How’s your stomach feeling today? Bloated, cramped, gassy? Maybe it’s been days since you went to the toilet, or perhaps you’ve lost count of how many times you’ve been. These are typical symptoms of irritable bowel syndrome (IBS), a gastrointestinal condition that affects between one-tenth and one-fifth of the UK population. As well as physical symptoms, there can be emotional and behavioural symptoms, too, such as worrying about where the nearest loo is, or cutting out a certain food because your symptoms have flared up.

A different approach to tackling IBS?

Emotional thoughts and behaviours have been at the forefront of new research recently published in the journal Gut. It found that cognitive behavioural therapy (CBT) is an effective treatment for IBS sufferers.

In fact, researchers concluded CBT is more effective than other current medications and diet advice.

‘In 2008 when I was working as a GP, I was struggling to help patients with IBS,’ says the lead author of the research, Dr Hazel Everitt, who’s an associate professor in general practice at the University of Southampton. The National Institute for Clinical Excellence (NICE) guidelines currently recommend CBT as a form of treatment for IBS, however, so Hazel and her team at Southampton and King’s College London began a trial.

How this 9-week trial was conducted:

CBT addresses the thoughts, feelings and behaviours that are common to many IBS patients, and can therefore help to break the vicious circle they often experience. In the trial, patients were treated over nine weeks with either six phone therapy sessions and a patient manual, or online with fewer phone sessions.

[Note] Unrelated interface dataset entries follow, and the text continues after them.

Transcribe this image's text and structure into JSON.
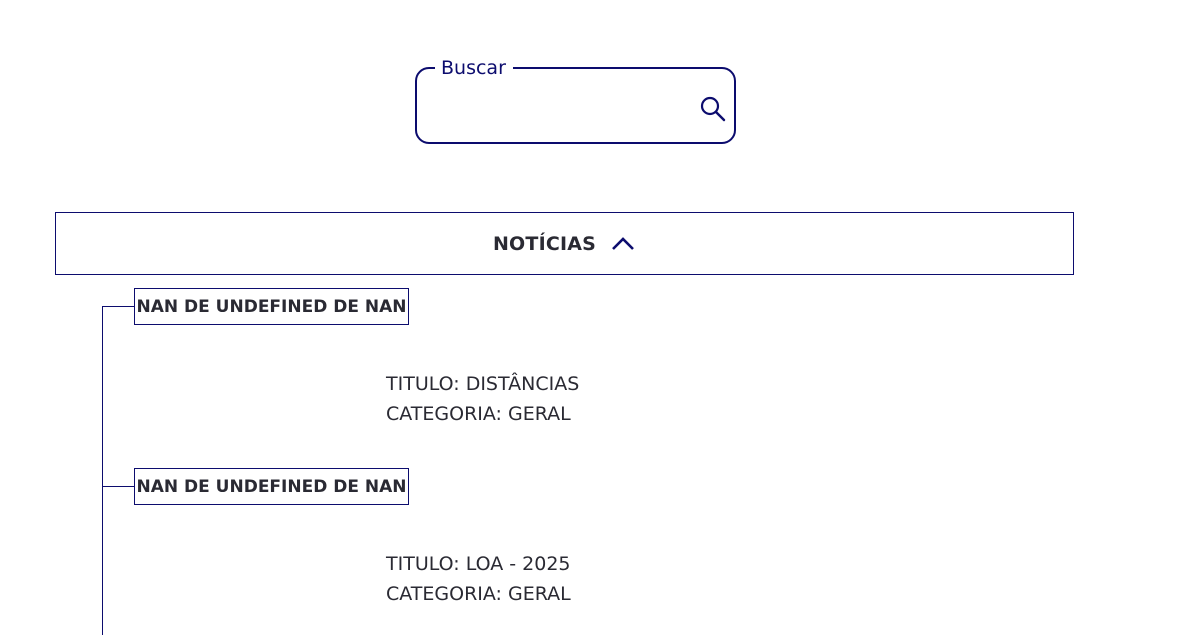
{
  "search": {
    "label": "Buscar",
    "value": "",
    "placeholder": "",
    "icon": "search-icon"
  },
  "accordion": {
    "title": "NOTÍCIAS",
    "icon": "chevron-up-icon",
    "expanded": true
  },
  "items": [
    {
      "date": "NAN DE UNDEFINED DE NAN",
      "titulo_prefix": "TITULO:",
      "titulo": "DISTÂNCIAS",
      "categoria_prefix": "CATEGORIA:",
      "categoria": "GERAL"
    },
    {
      "date": "NAN DE UNDEFINED DE NAN",
      "titulo_prefix": "TITULO:",
      "titulo": "LOA - 2025",
      "categoria_prefix": "CATEGORIA:",
      "categoria": "GERAL"
    }
  ],
  "colors": {
    "accent": "#0c0c6e",
    "text": "#2a2a33",
    "background": "#ffffff"
  }
}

The severity of symptoms was measured, along with the impact they had on social and work life. ‘Patients had improvements in all outcomes, which makes the results much more powerful,’ says Hazel. ’This research has shown that CBT for IBS can enable patients to get on with their lives more fully.’

The team is now working with the NHS to make the treatment available. CBT by telephone is gradually being introduced and a self-referral service is expected to become available online via Improving Access to Psychological Therapies (IAPT). Find out more here.

CBT for you

So what’s involved in the treatment, and could it work for you? Discover our guide on the most common steps used in targeted therapy for IBS.